Problem: Write out the records below once more, exactly as they stand.

Records provided:
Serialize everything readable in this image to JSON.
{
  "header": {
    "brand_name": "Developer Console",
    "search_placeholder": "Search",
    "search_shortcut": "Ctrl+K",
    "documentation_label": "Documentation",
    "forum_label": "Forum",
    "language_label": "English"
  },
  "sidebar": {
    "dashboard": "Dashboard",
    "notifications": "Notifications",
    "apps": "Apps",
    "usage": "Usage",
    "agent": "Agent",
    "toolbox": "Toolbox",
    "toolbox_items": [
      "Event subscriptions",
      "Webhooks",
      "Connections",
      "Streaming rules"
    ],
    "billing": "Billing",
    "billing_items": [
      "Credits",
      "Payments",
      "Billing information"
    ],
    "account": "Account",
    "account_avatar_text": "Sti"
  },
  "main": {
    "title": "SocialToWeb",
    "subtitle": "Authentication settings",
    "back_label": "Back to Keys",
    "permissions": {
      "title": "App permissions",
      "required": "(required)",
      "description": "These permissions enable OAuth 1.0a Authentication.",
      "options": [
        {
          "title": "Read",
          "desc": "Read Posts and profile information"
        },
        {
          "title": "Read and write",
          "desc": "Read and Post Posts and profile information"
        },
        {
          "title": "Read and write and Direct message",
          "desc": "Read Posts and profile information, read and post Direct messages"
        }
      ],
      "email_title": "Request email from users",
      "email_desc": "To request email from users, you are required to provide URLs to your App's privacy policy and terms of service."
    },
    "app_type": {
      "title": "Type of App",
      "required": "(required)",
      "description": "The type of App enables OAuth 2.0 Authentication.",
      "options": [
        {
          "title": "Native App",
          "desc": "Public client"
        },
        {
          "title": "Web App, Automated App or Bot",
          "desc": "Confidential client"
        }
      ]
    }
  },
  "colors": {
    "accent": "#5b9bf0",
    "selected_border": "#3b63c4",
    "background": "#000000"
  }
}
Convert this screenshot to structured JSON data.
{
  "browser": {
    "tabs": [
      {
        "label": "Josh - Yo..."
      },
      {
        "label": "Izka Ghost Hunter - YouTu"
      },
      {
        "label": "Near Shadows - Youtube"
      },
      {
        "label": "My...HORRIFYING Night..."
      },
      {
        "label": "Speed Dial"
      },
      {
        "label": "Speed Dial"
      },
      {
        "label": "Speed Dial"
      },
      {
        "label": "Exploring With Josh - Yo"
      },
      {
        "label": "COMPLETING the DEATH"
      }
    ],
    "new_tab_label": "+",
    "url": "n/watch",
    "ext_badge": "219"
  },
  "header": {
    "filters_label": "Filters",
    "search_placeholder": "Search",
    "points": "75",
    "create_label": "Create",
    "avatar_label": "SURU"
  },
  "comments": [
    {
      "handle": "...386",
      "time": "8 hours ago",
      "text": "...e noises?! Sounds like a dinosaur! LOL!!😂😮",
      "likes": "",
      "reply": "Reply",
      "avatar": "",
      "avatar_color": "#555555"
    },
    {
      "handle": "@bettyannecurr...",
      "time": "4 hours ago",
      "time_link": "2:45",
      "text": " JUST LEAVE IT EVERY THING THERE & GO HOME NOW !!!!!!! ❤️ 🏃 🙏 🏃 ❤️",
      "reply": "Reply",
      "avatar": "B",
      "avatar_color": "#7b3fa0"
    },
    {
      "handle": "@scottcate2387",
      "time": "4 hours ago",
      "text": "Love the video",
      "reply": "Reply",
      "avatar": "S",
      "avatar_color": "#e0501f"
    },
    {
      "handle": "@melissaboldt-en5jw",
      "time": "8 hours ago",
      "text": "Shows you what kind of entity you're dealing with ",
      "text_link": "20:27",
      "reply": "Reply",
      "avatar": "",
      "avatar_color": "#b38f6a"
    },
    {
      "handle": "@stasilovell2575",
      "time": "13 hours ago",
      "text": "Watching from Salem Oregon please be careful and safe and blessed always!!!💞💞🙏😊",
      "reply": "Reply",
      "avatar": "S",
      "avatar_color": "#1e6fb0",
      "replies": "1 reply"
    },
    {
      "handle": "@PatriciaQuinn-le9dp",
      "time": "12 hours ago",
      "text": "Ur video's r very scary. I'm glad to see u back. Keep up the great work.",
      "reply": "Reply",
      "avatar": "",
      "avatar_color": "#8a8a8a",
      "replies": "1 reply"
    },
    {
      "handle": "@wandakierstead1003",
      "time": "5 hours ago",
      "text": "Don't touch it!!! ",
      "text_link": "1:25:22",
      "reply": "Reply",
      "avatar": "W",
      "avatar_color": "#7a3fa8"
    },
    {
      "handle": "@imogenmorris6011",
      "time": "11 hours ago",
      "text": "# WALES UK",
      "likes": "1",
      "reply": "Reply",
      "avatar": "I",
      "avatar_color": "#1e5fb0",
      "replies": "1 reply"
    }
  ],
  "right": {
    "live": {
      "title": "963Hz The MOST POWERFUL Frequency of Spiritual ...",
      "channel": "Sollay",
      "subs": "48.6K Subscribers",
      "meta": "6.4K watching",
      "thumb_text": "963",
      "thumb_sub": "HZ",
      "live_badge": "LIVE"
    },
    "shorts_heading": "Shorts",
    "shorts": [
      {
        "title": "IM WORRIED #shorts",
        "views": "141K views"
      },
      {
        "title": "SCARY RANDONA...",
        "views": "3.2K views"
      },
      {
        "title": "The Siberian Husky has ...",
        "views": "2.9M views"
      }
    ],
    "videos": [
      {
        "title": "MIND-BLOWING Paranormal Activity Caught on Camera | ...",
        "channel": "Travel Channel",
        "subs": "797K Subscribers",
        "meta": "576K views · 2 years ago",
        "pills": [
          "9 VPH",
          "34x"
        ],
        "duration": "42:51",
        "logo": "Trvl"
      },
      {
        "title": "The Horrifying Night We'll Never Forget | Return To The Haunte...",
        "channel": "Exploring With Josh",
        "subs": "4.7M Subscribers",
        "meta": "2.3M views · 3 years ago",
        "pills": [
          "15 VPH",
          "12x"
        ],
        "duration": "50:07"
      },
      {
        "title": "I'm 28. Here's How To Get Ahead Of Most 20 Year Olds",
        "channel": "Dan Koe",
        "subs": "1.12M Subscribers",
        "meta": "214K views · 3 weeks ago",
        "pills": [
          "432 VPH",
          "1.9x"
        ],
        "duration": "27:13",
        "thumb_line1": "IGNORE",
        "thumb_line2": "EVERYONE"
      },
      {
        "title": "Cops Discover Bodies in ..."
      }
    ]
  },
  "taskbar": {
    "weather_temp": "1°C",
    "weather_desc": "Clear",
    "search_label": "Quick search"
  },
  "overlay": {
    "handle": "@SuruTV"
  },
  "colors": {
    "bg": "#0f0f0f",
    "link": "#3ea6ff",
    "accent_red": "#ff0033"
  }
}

Exercise response:
Serialize everything readable in this image to JSON.
{
  "header": {
    "brand_name": "Developer Console",
    "search_placeholder": "Search",
    "search_shortcut": "Ctrl+K",
    "documentation_label": "Documentation",
    "forum_label": "Forum",
    "language_label": "English"
  },
  "sidebar": {
    "dashboard": "Dashboard",
    "notifications": "Notifications",
    "apps": "Apps",
    "usage": "Usage",
    "agent": "Agent",
    "toolbox": "Toolbox",
    "toolbox_items": [
      "Event subscriptions",
      "Webhooks",
      "Connections",
      "Streaming rules"
    ],
    "billing": "Billing",
    "billing_items": [
      "Credits",
      "Payments",
      "Billing information"
    ],
    "account": "Account",
    "account_avatar_text": "Sti"
  },
  "main": {
    "title": "SocialToWeb",
    "subtitle": "Authentication settings",
    "back_label": "Back to Keys",
    "permissions": {
      "title": "App permissions",
      "required": "(required)",
      "description": "These permissions enable OAuth 1.0a Authentication.",
      "options": [
        {
          "title": "Read",
          "desc": "Read Posts and profile information"
        },
        {
          "title": "Read and write",
          "desc": "Read and Post Posts and profile information"
        },
        {
          "title": "Read and write and Direct message",
          "desc": "Read Posts and profile information, read and post Direct messages"
        }
      ],
      "email_title": "Request email from users",
      "email_desc": "To request email from users, you are required to provide URLs to your App's privacy policy and terms of service."
    },
    "app_type": {
      "title": "Type of App",
      "required": "(required)",
      "description": "The type of App enables OAuth 2.0 Authentication.",
      "options": [
        {
          "title": "Native App",
          "desc": "Public client"
        },
        {
          "title": "Web App, Automated App or Bot",
          "desc": "Confidential client"
        }
      ]
    }
  },
  "colors": {
    "accent": "#5b9bf0",
    "selected_border": "#3b63c4",
    "background": "#000000"
  }
}
Convert this screenshot to structured JSON data.
{
  "browser": {
    "tabs": [
      {
        "label": "Josh - Yo..."
      },
      {
        "label": "Izka Ghost Hunter - YouTu"
      },
      {
        "label": "Near Shadows - Youtube"
      },
      {
        "label": "My...HORRIFYING Night..."
      },
      {
        "label": "Speed Dial"
      },
      {
        "label": "Speed Dial"
      },
      {
        "label": "Speed Dial"
      },
      {
        "label": "Exploring With Josh - Yo"
      },
      {
        "label": "COMPLETING the DEATH"
      }
    ],
    "new_tab_label": "+",
    "url": "n/watch",
    "ext_badge": "219"
  },
  "header": {
    "filters_label": "Filters",
    "search_placeholder": "Search",
    "points": "75",
    "create_label": "Create",
    "avatar_label": "SURU"
  },
  "comments": [
    {
      "handle": "...386",
      "time": "8 hours ago",
      "text": "...e noises?! Sounds like a dinosaur! LOL!!😂😮",
      "likes": "",
      "reply": "Reply",
      "avatar": "",
      "avatar_color": "#555555"
    },
    {
      "handle": "@bettyannecurr...",
      "time": "4 hours ago",
      "time_link": "2:45",
      "text": " JUST LEAVE IT EVERY THING THERE & GO HOME NOW !!!!!!! ❤️ 🏃 🙏 🏃 ❤️",
      "reply": "Reply",
      "avatar": "B",
      "avatar_color": "#7b3fa0"
    },
    {
      "handle": "@scottcate2387",
      "time": "4 hours ago",
      "text": "Love the video",
      "reply": "Reply",
      "avatar": "S",
      "avatar_color": "#e0501f"
    },
    {
      "handle": "@melissaboldt-en5jw",
      "time": "8 hours ago",
      "text": "Shows you what kind of entity you're dealing with ",
      "text_link": "20:27",
      "reply": "Reply",
      "avatar": "",
      "avatar_color": "#b38f6a"
    },
    {
      "handle": "@stasilovell2575",
      "time": "13 hours ago",
      "text": "Watching from Salem Oregon please be careful and safe and blessed always!!!💞💞🙏😊",
      "reply": "Reply",
      "avatar": "S",
      "avatar_color": "#1e6fb0",
      "replies": "1 reply"
    },
    {
      "handle": "@PatriciaQuinn-le9dp",
      "time": "12 hours ago",
      "text": "Ur video's r very scary. I'm glad to see u back. Keep up the great work.",
      "reply": "Reply",
      "avatar": "",
      "avatar_color": "#8a8a8a",
      "replies": "1 reply"
    },
    {
      "handle": "@wandakierstead1003",
      "time": "5 hours ago",
      "text": "Don't touch it!!! ",
      "text_link": "1:25:22",
      "reply": "Reply",
      "avatar": "W",
      "avatar_color": "#7a3fa8"
    },
    {
      "handle": "@imogenmorris6011",
      "time": "11 hours ago",
      "text": "# WALES UK",
      "likes": "1",
      "reply": "Reply",
      "avatar": "I",
      "avatar_color": "#1e5fb0",
      "replies": "1 reply"
    }
  ],
  "right": {
    "live": {
      "title": "963Hz The MOST POWERFUL Frequency of Spiritual ...",
      "channel": "Sollay",
      "subs": "48.6K Subscribers",
      "meta": "6.4K watching",
      "thumb_text": "963",
      "thumb_sub": "HZ",
      "live_badge": "LIVE"
    },
    "shorts_heading": "Shorts",
    "shorts": [
      {
        "title": "IM WORRIED #shorts",
        "views": "141K views"
      },
      {
        "title": "SCARY RANDONA...",
        "views": "3.2K views"
      },
      {
        "title": "The Siberian Husky has ...",
        "views": "2.9M views"
      }
    ],
    "videos": [
      {
        "title": "MIND-BLOWING Paranormal Activity Caught on Camera | ...",
        "channel": "Travel Channel",
        "subs": "797K Subscribers",
        "meta": "576K views · 2 years ago",
        "pills": [
          "9 VPH",
          "34x"
        ],
        "duration": "42:51",
        "logo": "Trvl"
      },
      {
        "title": "The Horrifying Night We'll Never Forget | Return To The Haunte...",
        "channel": "Exploring With Josh",
        "subs": "4.7M Subscribers",
        "meta": "2.3M views · 3 years ago",
        "pills": [
          "15 VPH",
          "12x"
        ],
        "duration": "50:07"
      },
      {
        "title": "I'm 28. Here's How To Get Ahead Of Most 20 Year Olds",
        "channel": "Dan Koe",
        "subs": "1.12M Subscribers",
        "meta": "214K views · 3 weeks ago",
        "pills": [
          "432 VPH",
          "1.9x"
        ],
        "duration": "27:13",
        "thumb_line1": "IGNORE",
        "thumb_line2": "EVERYONE"
      },
      {
        "title": "Cops Discover Bodies in ..."
      }
    ]
  },
  "taskbar": {
    "weather_temp": "1°C",
    "weather_desc": "Clear",
    "search_label": "Quick search"
  },
  "overlay": {
    "handle": "@SuruTV"
  },
  "colors": {
    "bg": "#0f0f0f",
    "link": "#3ea6ff",
    "accent_red": "#ff0033"
  }
}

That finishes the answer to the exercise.